Recreational vehicle manufacturer Winnebago (WGO) is setting up as a potentially interesting situation. In fact, it is a value-investors dilemma. On paper, if you just look at the fundamentals, it appears to be a screaming buy. However, there is more to this story that needs to be considered before deploying capital.
WGO certainly caught my attention recently. Shares are down 26% year-to-date, and it trades at just 4.5x this year's consensus estimates (FY ends in August), and it garners fairly wide coverage by 10 analysts for a company of its size. The company has been in the black for the past seven consecutive quarters, and boasts an 8% net profit margin for the trailing 12 months. The balance sheet is not bad either. The company ended its most recent quarter with $135 million in cash and $537 million in debt, for net debt of $402 million, less than you might think for a manufacturer.

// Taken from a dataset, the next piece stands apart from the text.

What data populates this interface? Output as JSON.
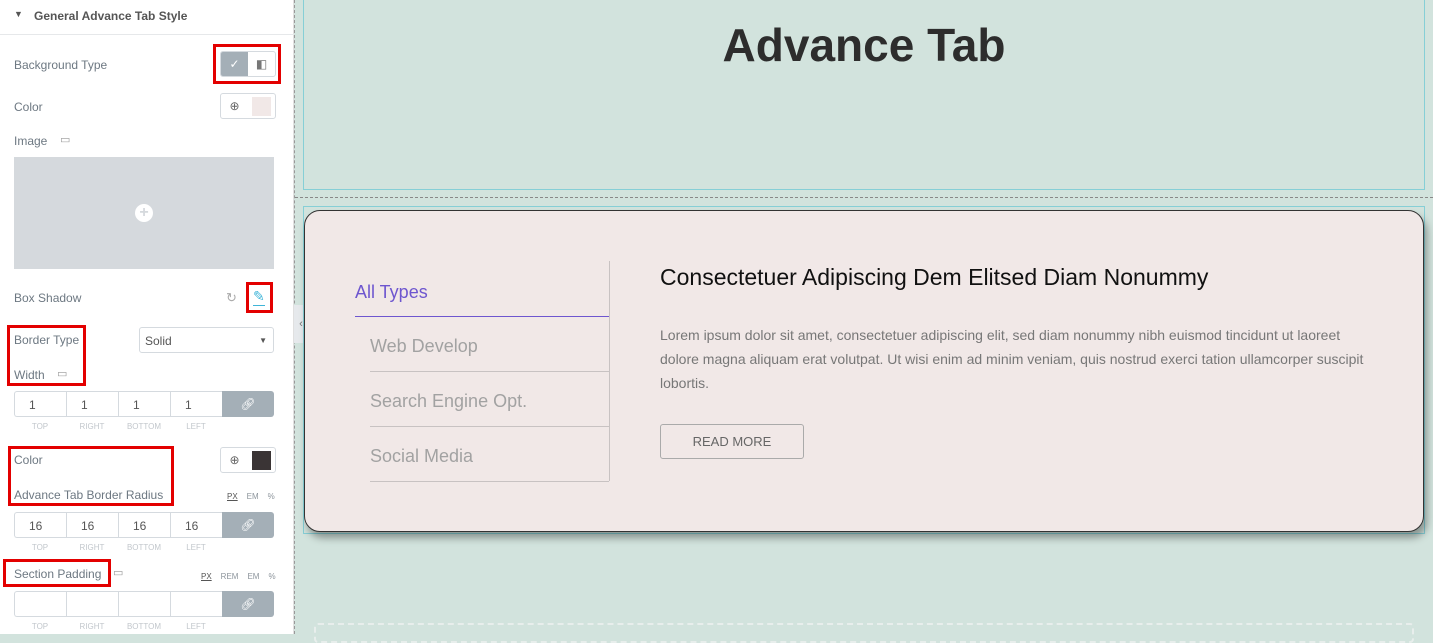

Demand has been very strong for RVs throughout the pandemic. Last week, WGO reported better than expected second quarter results with revenue of $1.16 billion beating the consensus by $60 million, and earnings of $3.14 better by 23 cents. The backlog for towable products rose 55% to $1.9 billion, while the motorhome backlog rose 22% to $2.2 billion. The market rewarded WGO shares with a post earnings release 12% drubbing last Wednesday.
The earnings picture for 2023 is not quite as bright as it is this year, although the stock is trading at just 5.5x forward earnings. That's still ridiculously cheap, assuming the company can meet those expectations. However, that valuation demonstrates a level of doubt by the market, which is pricing in uncertainty on several fronts.
First off, gas prices are a weight at this point, and the extent to which prices remain at current levels or climb further could impact revenue. While the company does manufacture vehicles that get 20 mpg, a prolonged bout of higher energy prices would likely render consumers less likely to buy an RV.
In addition, a protracted bought of inflation could drive RV prices higher. WGO raised prices 7% on 2022 models. Finally, prospects of a recession, which would likely curtail demand, may also be a weight.
WGO is a great example of "cheap on paper", but perhaps not so much in this ever-changing economic environment. At least, the level of uncertainty needs to be recognized and considered. Current short interest stands at just under 14%, so that's a number I will be keeping an eye on.
WGO was been on fire throughout much of the pandemic, with growing demand, and solid earnings but the current environment might be a gamechanger, at least for now. That's what the market is telling us. As a bit of a contrarian, I don't always listen to what the market is presuming or saying, but in this case, it gives me pause.